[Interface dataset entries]
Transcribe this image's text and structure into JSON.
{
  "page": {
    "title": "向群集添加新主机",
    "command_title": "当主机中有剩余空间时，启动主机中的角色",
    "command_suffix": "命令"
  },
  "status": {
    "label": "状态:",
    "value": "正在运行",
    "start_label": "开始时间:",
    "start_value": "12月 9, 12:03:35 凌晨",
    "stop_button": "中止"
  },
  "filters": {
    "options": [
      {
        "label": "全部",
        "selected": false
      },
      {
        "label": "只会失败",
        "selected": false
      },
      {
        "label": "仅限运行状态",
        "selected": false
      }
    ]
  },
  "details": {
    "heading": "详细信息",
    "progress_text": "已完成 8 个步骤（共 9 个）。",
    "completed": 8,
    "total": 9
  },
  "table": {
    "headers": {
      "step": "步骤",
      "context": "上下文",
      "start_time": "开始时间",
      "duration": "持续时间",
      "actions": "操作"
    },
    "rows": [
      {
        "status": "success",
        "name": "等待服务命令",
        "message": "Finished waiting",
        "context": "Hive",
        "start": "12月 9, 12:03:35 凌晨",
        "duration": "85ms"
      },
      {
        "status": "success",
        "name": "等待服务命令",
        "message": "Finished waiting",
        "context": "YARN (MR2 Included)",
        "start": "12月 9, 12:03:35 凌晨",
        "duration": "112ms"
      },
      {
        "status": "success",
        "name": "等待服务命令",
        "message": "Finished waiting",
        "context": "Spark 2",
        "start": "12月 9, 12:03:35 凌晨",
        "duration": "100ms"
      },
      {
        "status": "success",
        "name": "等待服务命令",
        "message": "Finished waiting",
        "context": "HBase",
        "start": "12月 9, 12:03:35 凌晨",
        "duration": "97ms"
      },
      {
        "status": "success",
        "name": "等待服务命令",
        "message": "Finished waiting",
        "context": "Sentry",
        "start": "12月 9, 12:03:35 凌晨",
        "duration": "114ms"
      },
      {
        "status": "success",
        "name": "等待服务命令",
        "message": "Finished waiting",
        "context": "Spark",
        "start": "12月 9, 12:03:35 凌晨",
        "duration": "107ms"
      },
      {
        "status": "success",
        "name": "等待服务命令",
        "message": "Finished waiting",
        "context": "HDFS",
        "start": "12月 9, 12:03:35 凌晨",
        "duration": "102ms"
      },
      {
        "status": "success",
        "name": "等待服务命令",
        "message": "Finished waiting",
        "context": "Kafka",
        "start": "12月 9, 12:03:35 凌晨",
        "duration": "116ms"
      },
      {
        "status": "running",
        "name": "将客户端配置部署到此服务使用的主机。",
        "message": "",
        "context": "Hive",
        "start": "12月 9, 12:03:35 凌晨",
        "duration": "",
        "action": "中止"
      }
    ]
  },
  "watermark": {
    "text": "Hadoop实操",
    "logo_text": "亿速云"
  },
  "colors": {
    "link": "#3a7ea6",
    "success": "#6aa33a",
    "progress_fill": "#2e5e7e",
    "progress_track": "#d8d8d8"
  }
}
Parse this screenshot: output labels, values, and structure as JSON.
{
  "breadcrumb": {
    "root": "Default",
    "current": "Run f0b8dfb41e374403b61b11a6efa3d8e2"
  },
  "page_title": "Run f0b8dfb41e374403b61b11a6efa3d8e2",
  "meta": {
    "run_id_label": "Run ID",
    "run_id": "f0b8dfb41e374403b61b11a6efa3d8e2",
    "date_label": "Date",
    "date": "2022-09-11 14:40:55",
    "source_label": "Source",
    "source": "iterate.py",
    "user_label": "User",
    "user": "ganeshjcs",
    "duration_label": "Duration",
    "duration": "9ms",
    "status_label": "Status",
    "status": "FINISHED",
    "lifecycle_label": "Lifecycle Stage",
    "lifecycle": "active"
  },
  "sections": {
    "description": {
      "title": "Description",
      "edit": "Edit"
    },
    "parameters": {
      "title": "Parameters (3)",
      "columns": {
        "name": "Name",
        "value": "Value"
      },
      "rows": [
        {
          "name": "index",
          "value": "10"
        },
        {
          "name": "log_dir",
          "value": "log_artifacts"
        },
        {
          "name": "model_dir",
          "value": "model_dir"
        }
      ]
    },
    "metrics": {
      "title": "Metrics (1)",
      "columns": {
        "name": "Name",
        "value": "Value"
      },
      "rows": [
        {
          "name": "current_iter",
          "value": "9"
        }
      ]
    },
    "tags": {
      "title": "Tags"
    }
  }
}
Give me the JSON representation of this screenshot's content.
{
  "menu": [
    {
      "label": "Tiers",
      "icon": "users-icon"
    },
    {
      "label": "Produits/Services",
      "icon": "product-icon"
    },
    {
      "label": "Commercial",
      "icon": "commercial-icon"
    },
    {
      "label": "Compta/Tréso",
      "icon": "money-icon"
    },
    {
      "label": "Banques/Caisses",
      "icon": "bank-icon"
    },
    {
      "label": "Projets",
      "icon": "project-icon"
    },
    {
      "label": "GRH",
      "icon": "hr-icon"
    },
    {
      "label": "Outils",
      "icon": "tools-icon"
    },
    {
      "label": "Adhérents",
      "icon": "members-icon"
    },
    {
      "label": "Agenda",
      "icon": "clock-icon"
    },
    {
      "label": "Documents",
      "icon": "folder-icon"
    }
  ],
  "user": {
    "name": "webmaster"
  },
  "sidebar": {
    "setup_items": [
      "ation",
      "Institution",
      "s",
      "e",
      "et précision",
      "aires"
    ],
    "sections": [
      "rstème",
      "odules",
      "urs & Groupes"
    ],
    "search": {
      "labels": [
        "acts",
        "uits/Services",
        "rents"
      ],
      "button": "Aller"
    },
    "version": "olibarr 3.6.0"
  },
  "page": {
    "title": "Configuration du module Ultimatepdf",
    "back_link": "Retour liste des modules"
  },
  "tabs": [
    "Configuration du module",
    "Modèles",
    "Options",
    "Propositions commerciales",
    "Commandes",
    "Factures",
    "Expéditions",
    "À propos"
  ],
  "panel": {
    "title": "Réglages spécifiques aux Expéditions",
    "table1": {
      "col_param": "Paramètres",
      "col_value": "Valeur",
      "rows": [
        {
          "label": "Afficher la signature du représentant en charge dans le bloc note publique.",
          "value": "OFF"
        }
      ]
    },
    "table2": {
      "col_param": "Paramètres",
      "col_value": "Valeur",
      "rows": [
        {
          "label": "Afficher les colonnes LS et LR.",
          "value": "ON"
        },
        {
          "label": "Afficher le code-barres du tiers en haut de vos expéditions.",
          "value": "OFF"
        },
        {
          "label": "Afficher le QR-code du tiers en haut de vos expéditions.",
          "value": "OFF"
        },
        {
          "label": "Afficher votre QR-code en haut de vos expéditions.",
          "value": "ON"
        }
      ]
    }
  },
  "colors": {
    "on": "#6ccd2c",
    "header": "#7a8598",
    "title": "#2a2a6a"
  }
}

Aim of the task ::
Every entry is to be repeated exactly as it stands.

Reply ::
Transcribe this image's text and structure into JSON.
{
  "page": {
    "title": "向群集添加新主机",
    "command_title": "当主机中有剩余空间时，启动主机中的角色",
    "command_suffix": "命令"
  },
  "status": {
    "label": "状态:",
    "value": "正在运行",
    "start_label": "开始时间:",
    "start_value": "12月 9, 12:03:35 凌晨",
    "stop_button": "中止"
  },
  "filters": {
    "options": [
      {
        "label": "全部",
        "selected": false
      },
      {
        "label": "只会失败",
        "selected": false
      },
      {
        "label": "仅限运行状态",
        "selected": false
      }
    ]
  },
  "details": {
    "heading": "详细信息",
    "progress_text": "已完成 8 个步骤（共 9 个）。",
    "completed": 8,
    "total": 9
  },
  "table": {
    "headers": {
      "step": "步骤",
      "context": "上下文",
      "start_time": "开始时间",
      "duration": "持续时间",
      "actions": "操作"
    },
    "rows": [
      {
        "status": "success",
        "name": "等待服务命令",
        "message": "Finished waiting",
        "context": "Hive",
        "start": "12月 9, 12:03:35 凌晨",
        "duration": "85ms"
      },
      {
        "status": "success",
        "name": "等待服务命令",
        "message": "Finished waiting",
        "context": "YARN (MR2 Included)",
        "start": "12月 9, 12:03:35 凌晨",
        "duration": "112ms"
      },
      {
        "status": "success",
        "name": "等待服务命令",
        "message": "Finished waiting",
        "context": "Spark 2",
        "start": "12月 9, 12:03:35 凌晨",
        "duration": "100ms"
      },
      {
        "status": "success",
        "name": "等待服务命令",
        "message": "Finished waiting",
        "context": "HBase",
        "start": "12月 9, 12:03:35 凌晨",
        "duration": "97ms"
      },
      {
        "status": "success",
        "name": "等待服务命令",
        "message": "Finished waiting",
        "context": "Sentry",
        "start": "12月 9, 12:03:35 凌晨",
        "duration": "114ms"
      },
      {
        "status": "success",
        "name": "等待服务命令",
        "message": "Finished waiting",
        "context": "Spark",
        "start": "12月 9, 12:03:35 凌晨",
        "duration": "107ms"
      },
      {
        "status": "success",
        "name": "等待服务命令",
        "message": "Finished waiting",
        "context": "HDFS",
        "start": "12月 9, 12:03:35 凌晨",
        "duration": "102ms"
      },
      {
        "status": "success",
        "name": "等待服务命令",
        "message": "Finished waiting",
        "context": "Kafka",
        "start": "12月 9, 12:03:35 凌晨",
        "duration": "116ms"
      },
      {
        "status": "running",
        "name": "将客户端配置部署到此服务使用的主机。",
        "message": "",
        "context": "Hive",
        "start": "12月 9, 12:03:35 凌晨",
        "duration": "",
        "action": "中止"
      }
    ]
  },
  "watermark": {
    "text": "Hadoop实操",
    "logo_text": "亿速云"
  },
  "colors": {
    "link": "#3a7ea6",
    "success": "#6aa33a",
    "progress_fill": "#2e5e7e",
    "progress_track": "#d8d8d8"
  }
}
Parse this screenshot: output labels, values, and structure as JSON.
{
  "breadcrumb": {
    "root": "Default",
    "current": "Run f0b8dfb41e374403b61b11a6efa3d8e2"
  },
  "page_title": "Run f0b8dfb41e374403b61b11a6efa3d8e2",
  "meta": {
    "run_id_label": "Run ID",
    "run_id": "f0b8dfb41e374403b61b11a6efa3d8e2",
    "date_label": "Date",
    "date": "2022-09-11 14:40:55",
    "source_label": "Source",
    "source": "iterate.py",
    "user_label": "User",
    "user": "ganeshjcs",
    "duration_label": "Duration",
    "duration": "9ms",
    "status_label": "Status",
    "status": "FINISHED",
    "lifecycle_label": "Lifecycle Stage",
    "lifecycle": "active"
  },
  "sections": {
    "description": {
      "title": "Description",
      "edit": "Edit"
    },
    "parameters": {
      "title": "Parameters (3)",
      "columns": {
        "name": "Name",
        "value": "Value"
      },
      "rows": [
        {
          "name": "index",
          "value": "10"
        },
        {
          "name": "log_dir",
          "value": "log_artifacts"
        },
        {
          "name": "model_dir",
          "value": "model_dir"
        }
      ]
    },
    "metrics": {
      "title": "Metrics (1)",
      "columns": {
        "name": "Name",
        "value": "Value"
      },
      "rows": [
        {
          "name": "current_iter",
          "value": "9"
        }
      ]
    },
    "tags": {
      "title": "Tags"
    }
  }
}
Give me the JSON representation of this screenshot's content.
{
  "menu": [
    {
      "label": "Tiers",
      "icon": "users-icon"
    },
    {
      "label": "Produits/Services",
      "icon": "product-icon"
    },
    {
      "label": "Commercial",
      "icon": "commercial-icon"
    },
    {
      "label": "Compta/Tréso",
      "icon": "money-icon"
    },
    {
      "label": "Banques/Caisses",
      "icon": "bank-icon"
    },
    {
      "label": "Projets",
      "icon": "project-icon"
    },
    {
      "label": "GRH",
      "icon": "hr-icon"
    },
    {
      "label": "Outils",
      "icon": "tools-icon"
    },
    {
      "label": "Adhérents",
      "icon": "members-icon"
    },
    {
      "label": "Agenda",
      "icon": "clock-icon"
    },
    {
      "label": "Documents",
      "icon": "folder-icon"
    }
  ],
  "user": {
    "name": "webmaster"
  },
  "sidebar": {
    "setup_items": [
      "ation",
      "Institution",
      "s",
      "e",
      "et précision",
      "aires"
    ],
    "sections": [
      "rstème",
      "odules",
      "urs & Groupes"
    ],
    "search": {
      "labels": [
        "acts",
        "uits/Services",
        "rents"
      ],
      "button": "Aller"
    },
    "version": "olibarr 3.6.0"
  },
  "page": {
    "title": "Configuration du module Ultimatepdf",
    "back_link": "Retour liste des modules"
  },
  "tabs": [
    "Configuration du module",
    "Modèles",
    "Options",
    "Propositions commerciales",
    "Commandes",
    "Factures",
    "Expéditions",
    "À propos"
  ],
  "panel": {
    "title": "Réglages spécifiques aux Expéditions",
    "table1": {
      "col_param": "Paramètres",
      "col_value": "Valeur",
      "rows": [
        {
          "label": "Afficher la signature du représentant en charge dans le bloc note publique.",
          "value": "OFF"
        }
      ]
    },
    "table2": {
      "col_param": "Paramètres",
      "col_value": "Valeur",
      "rows": [
        {
          "label": "Afficher les colonnes LS et LR.",
          "value": "ON"
        },
        {
          "label": "Afficher le code-barres du tiers en haut de vos expéditions.",
          "value": "OFF"
        },
        {
          "label": "Afficher le QR-code du tiers en haut de vos expéditions.",
          "value": "OFF"
        },
        {
          "label": "Afficher votre QR-code en haut de vos expéditions.",
          "value": "ON"
        }
      ]
    }
  },
  "colors": {
    "on": "#6ccd2c",
    "header": "#7a8598",
    "title": "#2a2a6a"
  }
}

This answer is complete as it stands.